Bettina Von Zwehl, Meditations in an Emergency #5, 2018. Courtesy the artist

As the first artist-in-residence at the New-York Historical Society, German-born, London-based artist Bettina von Zwehl was asked to create a project in response to works in the NYHS collection. During her stay in the city, the Parkland, Florida, school shooting happened on February 14, 2018, followed by a student “die-in” five days later in front of the White House to protest gun violence. Calling for tighter gun-control laws, the protesting students presented themselves as potential future victims.

The works comprising Meditations in an Emergency, on view through April 28, are a logical extension of von Zwehl’s usual practice, which largely consists of side-facing portraits and silhouettes. She was drawn to the museum’s collection of American portrait miniatures, and in particular the 18th- and 19th-century profile drawings by Benjamin Tappan. For her project, von Zwehl conflated an historical art form – cut-paper silhouettes – with history in the making.
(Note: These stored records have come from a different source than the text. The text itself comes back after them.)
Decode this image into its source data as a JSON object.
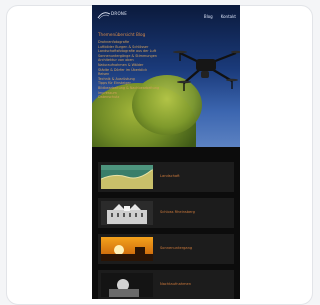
{
  "hero": {
    "logo_text": "DRONE",
    "nav": [
      "Blog",
      "Kontakt"
    ],
    "menu_title": "Themenübersicht Blog",
    "menu_items": [
      "Drohnenfotografie",
      "Luftbilder Burgen & Schlösser",
      "Landschaftsfotografie aus der Luft",
      "Sonnenuntergänge & Stimmungen",
      "Architektur von oben",
      "Naturaufnahmen & Wälder",
      "Städte & Dörfer im Überblick",
      "Reisen",
      "Technik & Ausrüstung",
      "Tipps für Einsteiger",
      "Bildbearbeitung & Nachbearbeitung",
      "Impressum",
      "Datenschutz"
    ]
  },
  "cards": [
    {
      "label": "Landschaft",
      "thumb": "aerial-coast-thumbnail"
    },
    {
      "label": "Schloss Rheinsberg",
      "thumb": "castle-thumbnail"
    },
    {
      "label": "Sonnenuntergang",
      "thumb": "sunset-thumbnail"
    },
    {
      "label": "Nachtaufnahmen",
      "thumb": "night-thumbnail"
    }
  ],
  "colors": {
    "page_bg": "#f4f5f7",
    "phone_bg": "#0c0c0c",
    "card_bg": "#1c1c1c",
    "accent_orange": "#d07b3c",
    "menu_text": "#d4a25e"
  }
}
To create her photos, she recruited teenagers from New York City schools to pose for photographic silhouettes that she describes as “death masks sculpted from life.” The installation is appropriately funereal. Seventeen photographs – one for each of the victims in Parkland – line three walls of a somber, dimly lit gallery. The images are repetitive: all of the students were photographed lying on their backs, oriented in the same direction, with eyes closed. The effect is chilling; their supine position is intended to reference the student die-ins, which themselves are intended to resemble a lot of dead kids.

Together, the images make the students nameless and faceless, a sort of collective, symbolic victim. But that is arguably the problematic outcome of so much news coverage about multiple mass shootings. We’re losing the sense of individual tragedy; the events are blurring together.
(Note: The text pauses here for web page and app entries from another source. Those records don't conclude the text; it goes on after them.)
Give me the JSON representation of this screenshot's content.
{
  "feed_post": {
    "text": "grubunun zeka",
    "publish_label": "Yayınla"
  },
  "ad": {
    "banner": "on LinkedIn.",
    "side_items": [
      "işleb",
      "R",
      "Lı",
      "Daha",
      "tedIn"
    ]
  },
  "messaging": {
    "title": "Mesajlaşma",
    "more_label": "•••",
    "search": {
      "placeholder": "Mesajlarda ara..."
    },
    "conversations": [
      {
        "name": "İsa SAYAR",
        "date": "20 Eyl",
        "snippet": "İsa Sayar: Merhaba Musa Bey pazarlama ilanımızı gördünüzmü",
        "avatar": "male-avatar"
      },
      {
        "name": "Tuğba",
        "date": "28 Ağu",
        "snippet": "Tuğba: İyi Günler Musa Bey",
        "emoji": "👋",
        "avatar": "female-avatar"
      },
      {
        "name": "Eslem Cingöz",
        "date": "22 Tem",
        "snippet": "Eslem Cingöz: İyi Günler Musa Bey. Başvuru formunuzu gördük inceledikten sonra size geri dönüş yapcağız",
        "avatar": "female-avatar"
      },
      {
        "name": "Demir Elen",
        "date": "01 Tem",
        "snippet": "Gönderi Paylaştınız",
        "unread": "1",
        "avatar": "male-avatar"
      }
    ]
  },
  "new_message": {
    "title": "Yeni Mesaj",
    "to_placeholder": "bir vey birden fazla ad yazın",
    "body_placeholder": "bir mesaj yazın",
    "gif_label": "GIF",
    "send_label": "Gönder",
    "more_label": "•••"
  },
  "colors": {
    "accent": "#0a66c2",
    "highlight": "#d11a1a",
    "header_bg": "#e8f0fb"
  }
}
In viewing the individual works, details emerge that hint at the students’ personal styles and, perhaps, personalities – a girl’s delicate necklace, a boy’s spiked hair, another boy’s messy locks under a knit hat. These subtle details serve as reminders of each teen’s humanity, and of a life cut short. The tragedy of von Zwehl’s show, and by extension society today, is that young victims of senseless mass murders are now an archetype.